--- DATA EXCERPTS Enclosed Below ---

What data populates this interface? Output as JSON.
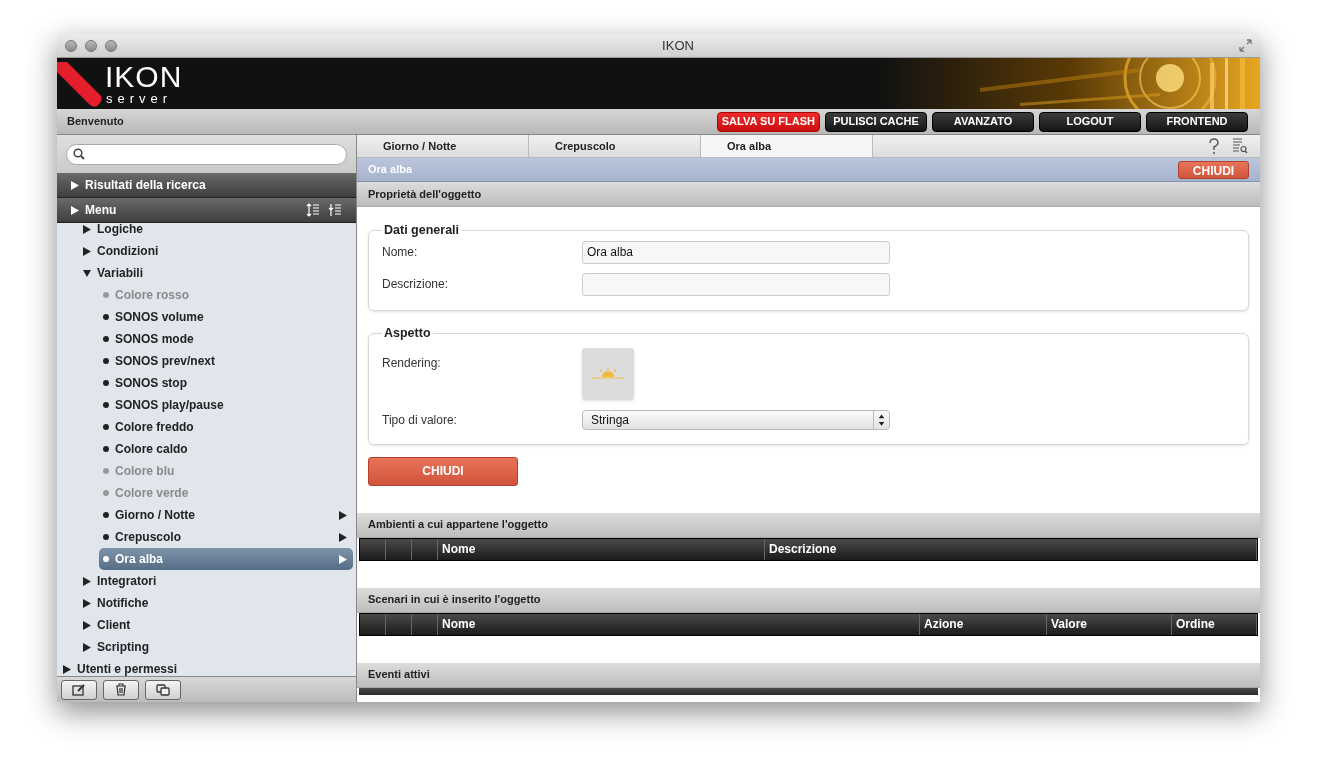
{
  "window": {
    "title": "IKON"
  },
  "logo": {
    "name": "IKON",
    "sub": "server"
  },
  "toolbar": {
    "welcome": "Benvenuto",
    "buttons": [
      {
        "label": "SALVA SU FLASH",
        "kind": "danger"
      },
      {
        "label": "PULISCI CACHE",
        "kind": "dark"
      },
      {
        "label": "AVANZATO",
        "kind": "dark"
      },
      {
        "label": "LOGOUT",
        "kind": "dark"
      },
      {
        "label": "FRONTEND",
        "kind": "dark"
      }
    ]
  },
  "sidebar": {
    "sections": [
      {
        "label": "Risultati della ricerca"
      },
      {
        "label": "Menu"
      }
    ],
    "tree": {
      "items": [
        {
          "label": "Logiche",
          "expanded": false
        },
        {
          "label": "Condizioni",
          "expanded": false
        },
        {
          "label": "Variabili",
          "expanded": true,
          "children": [
            {
              "label": "Colore rosso",
              "disabled": true,
              "has_submenu": false,
              "selected": false
            },
            {
              "label": "SONOS volume",
              "disabled": false,
              "has_submenu": false,
              "selected": false
            },
            {
              "label": "SONOS mode",
              "disabled": false,
              "has_submenu": false,
              "selected": false
            },
            {
              "label": "SONOS prev/next",
              "disabled": false,
              "has_submenu": false,
              "selected": false
            },
            {
              "label": "SONOS stop",
              "disabled": false,
              "has_submenu": false,
              "selected": false
            },
            {
              "label": "SONOS play/pause",
              "disabled": false,
              "has_submenu": false,
              "selected": false
            },
            {
              "label": "Colore freddo",
              "disabled": false,
              "has_submenu": false,
              "selected": false
            },
            {
              "label": "Colore caldo",
              "disabled": false,
              "has_submenu": false,
              "selected": false
            },
            {
              "label": "Colore blu",
              "disabled": true,
              "has_submenu": false,
              "selected": false
            },
            {
              "label": "Colore verde",
              "disabled": true,
              "has_submenu": false,
              "selected": false
            },
            {
              "label": "Giorno / Notte",
              "disabled": false,
              "has_submenu": true,
              "selected": false
            },
            {
              "label": "Crepuscolo",
              "disabled": false,
              "has_submenu": true,
              "selected": false
            },
            {
              "label": "Ora alba",
              "disabled": false,
              "has_submenu": true,
              "selected": true
            }
          ]
        },
        {
          "label": "Integratori",
          "expanded": false
        },
        {
          "label": "Notifiche",
          "expanded": false
        },
        {
          "label": "Client",
          "expanded": false
        },
        {
          "label": "Scripting",
          "expanded": false
        }
      ],
      "following_top_level_items": [
        {
          "label": "Utenti e permessi",
          "expanded": false
        }
      ]
    }
  },
  "tabs": [
    {
      "label": "Giorno / Notte",
      "selected": false
    },
    {
      "label": "Crepuscolo",
      "selected": false
    },
    {
      "label": "Ora alba",
      "selected": true
    }
  ],
  "object_bar": {
    "title": "Ora alba",
    "close": "CHIUDI"
  },
  "properties": {
    "title": "Proprietà dell'oggetto",
    "general": {
      "legend": "Dati generali",
      "name_label": "Nome:",
      "name_value": "Ora alba",
      "description_label": "Descrizione:"
    },
    "appearance": {
      "legend": "Aspetto",
      "rendering_label": "Rendering:",
      "value_type_label": "Tipo di valore:",
      "value_type": "Stringa"
    },
    "close": "CHIUDI"
  },
  "tables": [
    {
      "title": "Ambienti a cui appartene l'oggetto",
      "columns": [
        "Nome",
        "Descrizione"
      ]
    },
    {
      "title": "Scenari in cui è inserito l'oggetto",
      "columns": [
        "Nome",
        "Azione",
        "Valore",
        "Ordine"
      ]
    },
    {
      "title": "Eventi attivi"
    }
  ]
}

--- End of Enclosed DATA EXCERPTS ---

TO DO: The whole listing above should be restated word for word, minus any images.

ANSWER BOX:
What data populates this interface? Output as JSON.
{
  "window": {
    "title": "IKON"
  },
  "logo": {
    "name": "IKON",
    "sub": "server"
  },
  "toolbar": {
    "welcome": "Benvenuto",
    "buttons": [
      {
        "label": "SALVA SU FLASH",
        "kind": "danger"
      },
      {
        "label": "PULISCI CACHE",
        "kind": "dark"
      },
      {
        "label": "AVANZATO",
        "kind": "dark"
      },
      {
        "label": "LOGOUT",
        "kind": "dark"
      },
      {
        "label": "FRONTEND",
        "kind": "dark"
      }
    ]
  },
  "sidebar": {
    "sections": [
      {
        "label": "Risultati della ricerca"
      },
      {
        "label": "Menu"
      }
    ],
    "tree": {
      "items": [
        {
          "label": "Logiche",
          "expanded": false
        },
        {
          "label": "Condizioni",
          "expanded": false
        },
        {
          "label": "Variabili",
          "expanded": true,
          "children": [
            {
              "label": "Colore rosso",
              "disabled": true,
              "has_submenu": false,
              "selected": false
            },
            {
              "label": "SONOS volume",
              "disabled": false,
              "has_submenu": false,
              "selected": false
            },
            {
              "label": "SONOS mode",
              "disabled": false,
              "has_submenu": false,
              "selected": false
            },
            {
              "label": "SONOS prev/next",
              "disabled": false,
              "has_submenu": false,
              "selected": false
            },
            {
              "label": "SONOS stop",
              "disabled": false,
              "has_submenu": false,
              "selected": false
            },
            {
              "label": "SONOS play/pause",
              "disabled": false,
              "has_submenu": false,
              "selected": false
            },
            {
              "label": "Colore freddo",
              "disabled": false,
              "has_submenu": false,
              "selected": false
            },
            {
              "label": "Colore caldo",
              "disabled": false,
              "has_submenu": false,
              "selected": false
            },
            {
              "label": "Colore blu",
              "disabled": true,
              "has_submenu": false,
              "selected": false
            },
            {
              "label": "Colore verde",
              "disabled": true,
              "has_submenu": false,
              "selected": false
            },
            {
              "label": "Giorno / Notte",
              "disabled": false,
              "has_submenu": true,
              "selected": false
            },
            {
              "label": "Crepuscolo",
              "disabled": false,
              "has_submenu": true,
              "selected": false
            },
            {
              "label": "Ora alba",
              "disabled": false,
              "has_submenu": true,
              "selected": true
            }
          ]
        },
        {
          "label": "Integratori",
          "expanded": false
        },
        {
          "label": "Notifiche",
          "expanded": false
        },
        {
          "label": "Client",
          "expanded": false
        },
        {
          "label": "Scripting",
          "expanded": false
        }
      ],
      "following_top_level_items": [
        {
          "label": "Utenti e permessi",
          "expanded": false
        }
      ]
    }
  },
  "tabs": [
    {
      "label": "Giorno / Notte",
      "selected": false
    },
    {
      "label": "Crepuscolo",
      "selected": false
    },
    {
      "label": "Ora alba",
      "selected": true
    }
  ],
  "object_bar": {
    "title": "Ora alba",
    "close": "CHIUDI"
  },
  "properties": {
    "title": "Proprietà dell'oggetto",
    "general": {
      "legend": "Dati generali",
      "name_label": "Nome:",
      "name_value": "Ora alba",
      "description_label": "Descrizione:"
    },
    "appearance": {
      "legend": "Aspetto",
      "rendering_label": "Rendering:",
      "value_type_label": "Tipo di valore:",
      "value_type": "Stringa"
    },
    "close": "CHIUDI"
  },
  "tables": [
    {
      "title": "Ambienti a cui appartene l'oggetto",
      "columns": [
        "Nome",
        "Descrizione"
      ]
    },
    {
      "title": "Scenari in cui è inserito l'oggetto",
      "columns": [
        "Nome",
        "Azione",
        "Valore",
        "Ordine"
      ]
    },
    {
      "title": "Eventi attivi"
    }
  ]
}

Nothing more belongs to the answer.